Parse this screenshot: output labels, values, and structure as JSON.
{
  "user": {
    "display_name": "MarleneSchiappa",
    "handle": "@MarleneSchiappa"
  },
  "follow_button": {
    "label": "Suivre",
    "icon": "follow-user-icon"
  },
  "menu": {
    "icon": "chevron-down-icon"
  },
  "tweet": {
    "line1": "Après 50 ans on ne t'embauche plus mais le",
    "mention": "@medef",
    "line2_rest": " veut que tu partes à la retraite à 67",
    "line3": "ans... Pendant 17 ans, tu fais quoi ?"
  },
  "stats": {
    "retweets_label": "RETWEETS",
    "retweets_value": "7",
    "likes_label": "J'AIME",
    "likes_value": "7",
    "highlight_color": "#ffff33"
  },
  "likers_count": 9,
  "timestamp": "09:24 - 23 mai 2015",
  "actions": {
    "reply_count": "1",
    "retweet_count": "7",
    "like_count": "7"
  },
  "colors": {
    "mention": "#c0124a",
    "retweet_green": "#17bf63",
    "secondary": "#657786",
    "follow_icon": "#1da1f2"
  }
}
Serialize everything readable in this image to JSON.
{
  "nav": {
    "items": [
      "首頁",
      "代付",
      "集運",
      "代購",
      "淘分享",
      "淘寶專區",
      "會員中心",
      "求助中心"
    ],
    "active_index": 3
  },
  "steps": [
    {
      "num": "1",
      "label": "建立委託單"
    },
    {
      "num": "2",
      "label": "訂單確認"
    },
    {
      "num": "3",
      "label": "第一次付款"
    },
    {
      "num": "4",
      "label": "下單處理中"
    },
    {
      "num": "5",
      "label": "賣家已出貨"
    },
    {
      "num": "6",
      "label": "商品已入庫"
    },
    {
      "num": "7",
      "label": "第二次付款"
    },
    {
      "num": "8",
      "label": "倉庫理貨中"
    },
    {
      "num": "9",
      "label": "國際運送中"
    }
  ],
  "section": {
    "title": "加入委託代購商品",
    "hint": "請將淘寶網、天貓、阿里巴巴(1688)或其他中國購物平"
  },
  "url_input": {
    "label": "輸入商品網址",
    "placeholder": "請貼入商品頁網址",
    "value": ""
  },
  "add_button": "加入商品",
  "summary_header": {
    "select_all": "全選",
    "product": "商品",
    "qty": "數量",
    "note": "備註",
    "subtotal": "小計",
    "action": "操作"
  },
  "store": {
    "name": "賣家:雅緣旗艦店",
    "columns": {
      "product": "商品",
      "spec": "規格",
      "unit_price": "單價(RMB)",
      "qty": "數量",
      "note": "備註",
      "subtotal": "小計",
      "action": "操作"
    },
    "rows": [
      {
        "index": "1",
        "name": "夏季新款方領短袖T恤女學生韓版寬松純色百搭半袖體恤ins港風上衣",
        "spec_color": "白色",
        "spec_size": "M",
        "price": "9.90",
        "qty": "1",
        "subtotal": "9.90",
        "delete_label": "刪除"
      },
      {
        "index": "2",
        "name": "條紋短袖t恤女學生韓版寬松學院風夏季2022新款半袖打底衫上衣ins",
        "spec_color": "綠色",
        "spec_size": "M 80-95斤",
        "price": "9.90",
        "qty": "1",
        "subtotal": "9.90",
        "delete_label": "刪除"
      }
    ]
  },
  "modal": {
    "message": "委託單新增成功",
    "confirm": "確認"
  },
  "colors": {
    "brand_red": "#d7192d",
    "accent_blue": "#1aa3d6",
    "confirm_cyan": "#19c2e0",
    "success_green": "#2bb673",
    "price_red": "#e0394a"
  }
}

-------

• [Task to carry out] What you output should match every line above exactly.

• [Response area]
Parse this screenshot: output labels, values, and structure as JSON.
{
  "user": {
    "display_name": "MarleneSchiappa",
    "handle": "@MarleneSchiappa"
  },
  "follow_button": {
    "label": "Suivre",
    "icon": "follow-user-icon"
  },
  "menu": {
    "icon": "chevron-down-icon"
  },
  "tweet": {
    "line1": "Après 50 ans on ne t'embauche plus mais le",
    "mention": "@medef",
    "line2_rest": " veut que tu partes à la retraite à 67",
    "line3": "ans... Pendant 17 ans, tu fais quoi ?"
  },
  "stats": {
    "retweets_label": "RETWEETS",
    "retweets_value": "7",
    "likes_label": "J'AIME",
    "likes_value": "7",
    "highlight_color": "#ffff33"
  },
  "likers_count": 9,
  "timestamp": "09:24 - 23 mai 2015",
  "actions": {
    "reply_count": "1",
    "retweet_count": "7",
    "like_count": "7"
  },
  "colors": {
    "mention": "#c0124a",
    "retweet_green": "#17bf63",
    "secondary": "#657786",
    "follow_icon": "#1da1f2"
  }
}
Serialize everything readable in this image to JSON.
{
  "nav": {
    "items": [
      "首頁",
      "代付",
      "集運",
      "代購",
      "淘分享",
      "淘寶專區",
      "會員中心",
      "求助中心"
    ],
    "active_index": 3
  },
  "steps": [
    {
      "num": "1",
      "label": "建立委託單"
    },
    {
      "num": "2",
      "label": "訂單確認"
    },
    {
      "num": "3",
      "label": "第一次付款"
    },
    {
      "num": "4",
      "label": "下單處理中"
    },
    {
      "num": "5",
      "label": "賣家已出貨"
    },
    {
      "num": "6",
      "label": "商品已入庫"
    },
    {
      "num": "7",
      "label": "第二次付款"
    },
    {
      "num": "8",
      "label": "倉庫理貨中"
    },
    {
      "num": "9",
      "label": "國際運送中"
    }
  ],
  "section": {
    "title": "加入委託代購商品",
    "hint": "請將淘寶網、天貓、阿里巴巴(1688)或其他中國購物平"
  },
  "url_input": {
    "label": "輸入商品網址",
    "placeholder": "請貼入商品頁網址",
    "value": ""
  },
  "add_button": "加入商品",
  "summary_header": {
    "select_all": "全選",
    "product": "商品",
    "qty": "數量",
    "note": "備註",
    "subtotal": "小計",
    "action": "操作"
  },
  "store": {
    "name": "賣家:雅緣旗艦店",
    "columns": {
      "product": "商品",
      "spec": "規格",
      "unit_price": "單價(RMB)",
      "qty": "數量",
      "note": "備註",
      "subtotal": "小計",
      "action": "操作"
    },
    "rows": [
      {
        "index": "1",
        "name": "夏季新款方領短袖T恤女學生韓版寬松純色百搭半袖體恤ins港風上衣",
        "spec_color": "白色",
        "spec_size": "M",
        "price": "9.90",
        "qty": "1",
        "subtotal": "9.90",
        "delete_label": "刪除"
      },
      {
        "index": "2",
        "name": "條紋短袖t恤女學生韓版寬松學院風夏季2022新款半袖打底衫上衣ins",
        "spec_color": "綠色",
        "spec_size": "M 80-95斤",
        "price": "9.90",
        "qty": "1",
        "subtotal": "9.90",
        "delete_label": "刪除"
      }
    ]
  },
  "modal": {
    "message": "委託單新增成功",
    "confirm": "確認"
  },
  "colors": {
    "brand_red": "#d7192d",
    "accent_blue": "#1aa3d6",
    "confirm_cyan": "#19c2e0",
    "success_green": "#2bb673",
    "price_red": "#e0394a"
  }
}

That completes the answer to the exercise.